Kathy Pham is a computer scientist whose work has spanned Google, IBM, and the federal government at the United States Digital Service at the White House, where she was a founding product and engineering member. She teaches a course on Product Management and Society at the Harvard Kennedy School. At a recent online live class, she paused the class and asked her students to spend a few minutes individually developing a prototype of a food delivery app. She gave the students a few minutes to do this with pen and paper, and then called on a few students to present what they had come up with. The students presented their work by showing their sheet of paper and pointing to the various app “screens” that they had developed. It was a very simple way of sharing and led to a very nice discussion about principles of product design. 
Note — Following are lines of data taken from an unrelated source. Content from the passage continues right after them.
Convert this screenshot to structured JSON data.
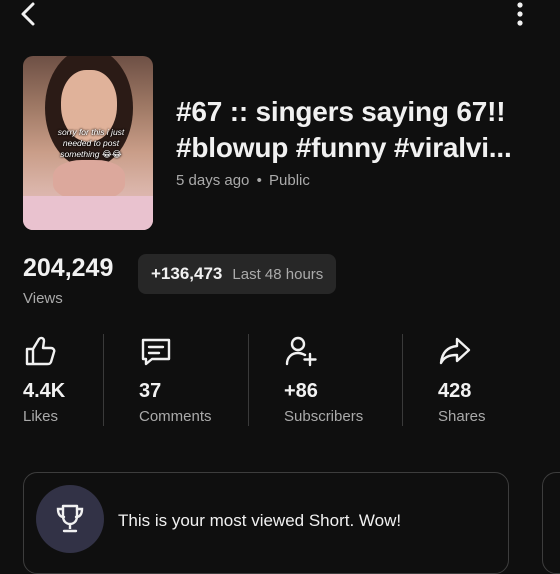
{
  "header": {
    "back_icon": "chevron-left-icon",
    "more_icon": "more-vertical-icon"
  },
  "video": {
    "thumbnail_caption": "sorry for this i just needed to post something 😂😂",
    "title_line1": "#67 :: singers saying 67!!",
    "title_line2": "#blowup #funny #viralvi...",
    "age": "5 days ago",
    "separator": "•",
    "visibility": "Public"
  },
  "views": {
    "count": "204,249",
    "label": "Views",
    "delta": "+136,473",
    "delta_period": "Last 48 hours"
  },
  "stats": [
    {
      "icon": "thumbs-up-icon",
      "value": "4.4K",
      "label": "Likes"
    },
    {
      "icon": "comment-icon",
      "value": "37",
      "label": "Comments"
    },
    {
      "icon": "add-person-icon",
      "value": "+86",
      "label": "Subscribers"
    },
    {
      "icon": "share-icon",
      "value": "428",
      "label": "Shares"
    }
  ],
  "highlight": {
    "icon": "trophy-icon",
    "text": "This is your most viewed Short. Wow!"
  },
  "colors": {
    "background": "#0f0f0f",
    "text": "#f1f1f1",
    "muted": "#aaaaaa",
    "pill": "#272727",
    "trophy_bg": "#323246"
  }
}
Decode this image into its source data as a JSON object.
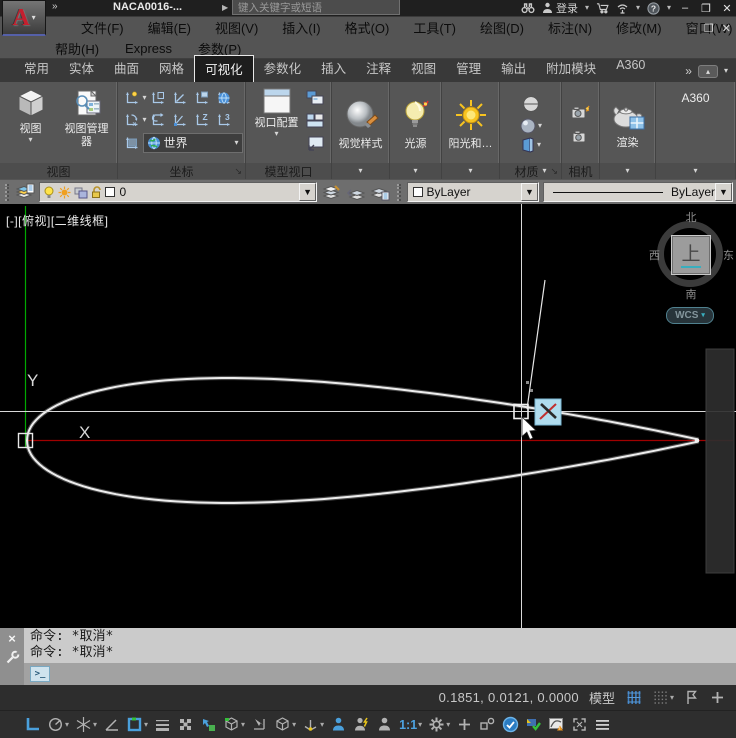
{
  "title_bar": {
    "logo_letter": "A",
    "overflow": "»",
    "doc_title": "NACA0016-...",
    "flyout": "▶",
    "search_placeholder": "键入关键字或短语",
    "sign_in_label": "登录",
    "window_buttons": {
      "minimize": "–",
      "maximize": "❐",
      "close": "✕"
    }
  },
  "menu_bar": {
    "row1": [
      "文件(F)",
      "编辑(E)",
      "视图(V)",
      "插入(I)",
      "格式(O)",
      "工具(T)",
      "绘图(D)",
      "标注(N)",
      "修改(M)",
      "窗口(W)"
    ],
    "row2": [
      "帮助(H)",
      "Express",
      "参数(P)"
    ],
    "doc_window_buttons": {
      "minimize": "–",
      "restore": "❐",
      "close": "✕"
    }
  },
  "ribbon": {
    "tabs": [
      "常用",
      "实体",
      "曲面",
      "网格",
      "可视化",
      "参数化",
      "插入",
      "注释",
      "视图",
      "管理",
      "输出",
      "附加模块",
      "A360"
    ],
    "active_tab_index": 4,
    "overflow": "»",
    "minimize_glyph": "▴",
    "panels": {
      "view": {
        "caption": "视图",
        "view_btn": "视图",
        "view_manager_btn": "视图管理器"
      },
      "coordinates": {
        "caption": "坐标",
        "world_dropdown_value": "世界",
        "icons_row1": [
          "ucs-icon",
          "ucs-object-icon",
          "ucs-origin-icon",
          "ucs-face-icon",
          "ucs-world-icon"
        ],
        "icons_row2": [
          "ucs-x-rotate-icon",
          "ucs-previous-icon",
          "ucs-zaxis-icon",
          "ucs-z-icon",
          "ucs-3point-icon"
        ],
        "icon_row3": "ucs-view-icon"
      },
      "model_viewports": {
        "caption": "模型视口",
        "viewport_config_btn": "视口配置"
      },
      "visual_styles": {
        "label": "视觉样式"
      },
      "lights": {
        "label": "光源"
      },
      "sun": {
        "label": "阳光和…"
      },
      "materials": {
        "caption": "材质"
      },
      "camera": {
        "caption": "相机"
      },
      "render": {
        "label": "渲染"
      },
      "a360": {
        "label": "A360"
      }
    }
  },
  "layers_toolbar": {
    "layer_name": "0",
    "color_value": "ByLayer",
    "linetype_value": "ByLayer"
  },
  "canvas": {
    "viewport_label": "[-][俯视][二维线框]",
    "viewcube": {
      "north": "北",
      "south": "南",
      "west": "西",
      "east": "东",
      "top_face": "上",
      "wcs": "WCS"
    },
    "axis_labels": {
      "x": "X",
      "y": "Y"
    }
  },
  "command_line": {
    "history": [
      "命令: *取消*",
      "命令: *取消*"
    ],
    "prompt_glyph": ">_"
  },
  "status_bar": {
    "coordinates": "0.1851, 0.0121, 0.0000",
    "model_label": "模型",
    "scale_label": "1:1",
    "icons_row1": [
      {
        "name": "grid-display-icon",
        "kind": "grid",
        "active": true
      },
      {
        "name": "snap-mode-icon",
        "kind": "snapdots",
        "dd": true
      },
      {
        "name": "annotation-flag-icon",
        "kind": "flag"
      },
      {
        "name": "add-icon",
        "kind": "plus"
      }
    ],
    "icons_row2": [
      {
        "name": "ortho-mode-icon",
        "kind": "ortho",
        "active": true
      },
      {
        "name": "polar-tracking-icon",
        "kind": "polar",
        "dd": true
      },
      {
        "name": "isometric-drafting-icon",
        "kind": "iso",
        "dd": true
      },
      {
        "name": "object-snap-tracking-icon",
        "kind": "angle"
      },
      {
        "name": "object-snap-icon",
        "kind": "osnap",
        "active": true,
        "dd": true
      },
      {
        "name": "lineweight-icon",
        "kind": "lw"
      },
      {
        "name": "transparency-icon",
        "kind": "checker"
      },
      {
        "name": "selection-cycling-icon",
        "kind": "selcycle"
      },
      {
        "name": "dynamic-ucs-icon",
        "kind": "cube",
        "dd": true
      },
      {
        "name": "dynamic-input-icon",
        "kind": "dyninput"
      },
      {
        "name": "selection-filter-icon",
        "kind": "cube2",
        "dd": true
      },
      {
        "name": "gizmo-icon",
        "kind": "gizmo",
        "dd": true
      },
      {
        "name": "annotation-visibility-icon",
        "kind": "person",
        "active": true
      },
      {
        "name": "annotation-autoscale-icon",
        "kind": "person2"
      },
      {
        "name": "annotation-scale-icon",
        "kind": "person3"
      },
      {
        "name": "annotation-scale-value",
        "kind": "text",
        "label": "1:1",
        "dd": true
      },
      {
        "name": "workspace-switching-icon",
        "kind": "gear",
        "dd": true
      },
      {
        "name": "annotation-monitor-icon",
        "kind": "plus"
      },
      {
        "name": "isolate-objects-icon",
        "kind": "isolate"
      },
      {
        "name": "hardware-acceleration-icon",
        "kind": "hwaccel",
        "active": true
      },
      {
        "name": "plot-icon",
        "kind": "plot"
      },
      {
        "name": "graphics-performance-icon",
        "kind": "perf"
      },
      {
        "name": "clean-screen-icon",
        "kind": "cleanscreen"
      },
      {
        "name": "customization-icon",
        "kind": "menu"
      }
    ]
  },
  "colors": {
    "accent_blue": "#4aa0dc",
    "canvas_bg": "#000000",
    "crosshair": "#dcdcdc",
    "x_axis_red": "#b40000",
    "y_axis_green": "#00a800",
    "snap_badge_bg": "#b0dcee"
  }
}
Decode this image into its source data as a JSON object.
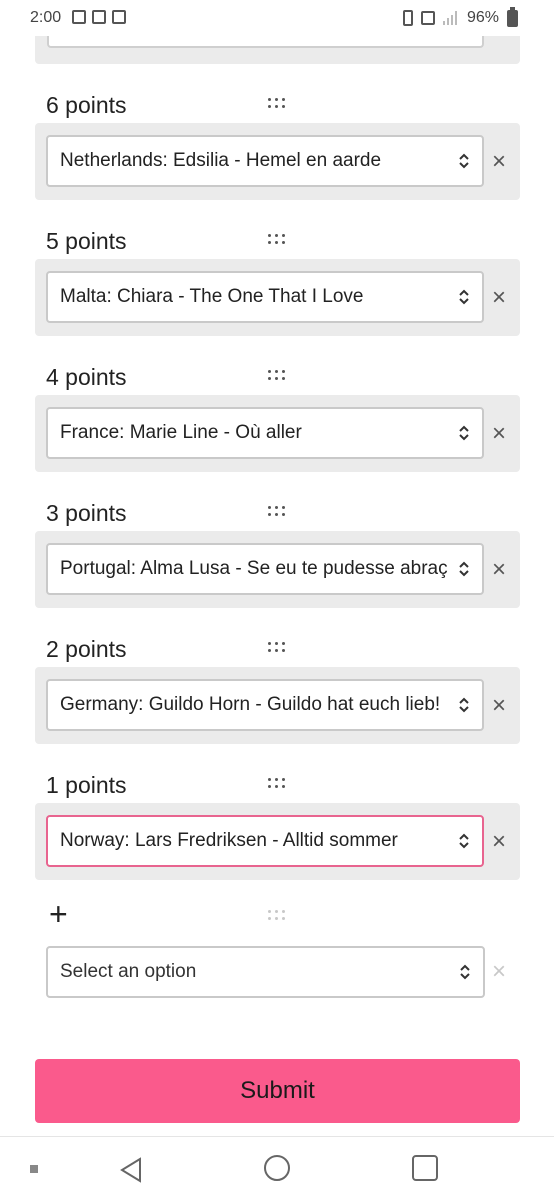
{
  "status_bar": {
    "time": "2:00",
    "battery_percent": "96%",
    "icons": [
      "image-icon",
      "mail-icon",
      "battery-saver-icon",
      "vibrate-icon",
      "lte-icon",
      "signal-icon",
      "battery-icon"
    ]
  },
  "rankings": [
    {
      "label": "6 points",
      "selected": "Netherlands: Edsilia - Hemel en aarde"
    },
    {
      "label": "5 points",
      "selected": "Malta: Chiara - The One That I Love"
    },
    {
      "label": "4 points",
      "selected": "France: Marie Line - Où aller"
    },
    {
      "label": "3 points",
      "selected": "Portugal: Alma Lusa - Se eu te pudesse abraçar"
    },
    {
      "label": "2 points",
      "selected": "Germany: Guildo Horn - Guildo hat euch lieb!"
    },
    {
      "label": "1 points",
      "selected": "Norway: Lars Fredriksen - Alltid sommer"
    }
  ],
  "add_row": {
    "plus_symbol": "+",
    "placeholder": "Select an option"
  },
  "remove_symbol": "×",
  "submit_label": "Submit",
  "colors": {
    "accent": "#fa5a8c",
    "active_border": "#e8648f",
    "panel_bg": "#ebebeb"
  }
}
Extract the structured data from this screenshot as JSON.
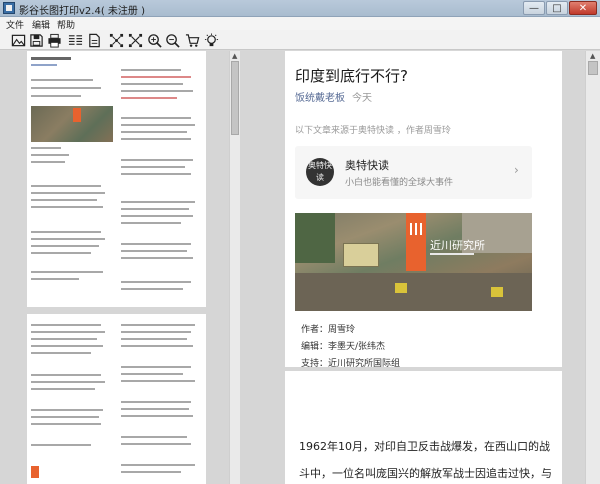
{
  "window": {
    "title": "影谷长图打印v2.4( 未注册 )",
    "min": "—",
    "max": "□",
    "close": "✕"
  },
  "menu": {
    "items": [
      "文件",
      "编辑",
      "帮助"
    ]
  },
  "toolbar": {
    "buttons": [
      "image-icon",
      "save-icon",
      "print-icon",
      "columns-icon",
      "page-icon",
      "fit-icon",
      "zoom-in-icon",
      "zoom-out-icon",
      "cart-icon",
      "lightbulb-icon"
    ]
  },
  "article": {
    "title": "印度到底行不行?",
    "author": "饭统戴老板",
    "date": "今天",
    "source_line": "以下文章来源于奥特快读 ，作者周雪玲",
    "card": {
      "avatar": "奥特快读",
      "name": "奥特快读",
      "description": "小白也能看懂的全球大事件",
      "chevron": "›"
    },
    "image_logo_text": "近川研究所",
    "meta": [
      "作者：周雪玲",
      "编辑：李墨天/张纬杰",
      "支持：近川研究所国际组"
    ],
    "body": [
      "1962年10月，对印自卫反击战爆发，在西山口的战",
      "斗中，一位名叫庞国兴的解放军战士因追击过快，与"
    ]
  },
  "scroll": {
    "up": "▲",
    "down": "▼"
  }
}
Academic Director, Prepa Tec for the Tecnólogico de Monterrey
in Veracruz, Mexico

Elsy San Vicente is the academic director of Prepa Tec for the Tecnólogico de Monterrey in Veracruz, Mexico, where she has been teaching for over 20 years. In her physics classes, she starts with a brief exposition of the theory but immediately moves to ask penetrating questions to engage her students. She then sends the students to breakout rooms to work on an aspect of the class. She sometimes asks students to reflect their thinking in a collaborative tool like Padlet, and then leads a discussion with her students to close the class. She says “The most important thing is to make sure that students actively participate in class and don’t see themselves as passive receivers of knowledge. The latter simply doesn’t work.”



Assistant Professor of Public Health at the University of California, Merced

I actually don’t require video because so many of my students have tech/bandwidth issues, but I stated this as a strong preference when they answer questions. I did require video for their policy debate last week, which helped them see the value of doing so and building community. I’m also using the Wheel of Names for cold-calling (only first names and last initial), which is a fun way of doing so when there is silence for >20 seconds or so.



Adjunct Lecturer in Public Policy, Harvard Kennedy School 

In the day before each class, I "warm call" individual students, reaching out to tell them that I will be calling on them to address a particular question or subject. In a class that I taught several days ago, I warm called 14 students addressing 5 separate issues. It initiates and opens up each conversation.  I try to draw out each, to have them heard. Hearing each of them seems to enable others to join the conversation. Then, using Chat or another vehicle, I ask those who have not spoken to add their comments. We then look at the accumulated work and extract what rises to the surface.   


Copyright © 2021 Dan Levy.

Written by Dan Levy.


Zoom is a trademark of Zoom Video Communications, Inc. The author is not affiliated with Zoom Video Communications, Inc. and this guide was written without endorsement from Zoom Video Communications, Inc.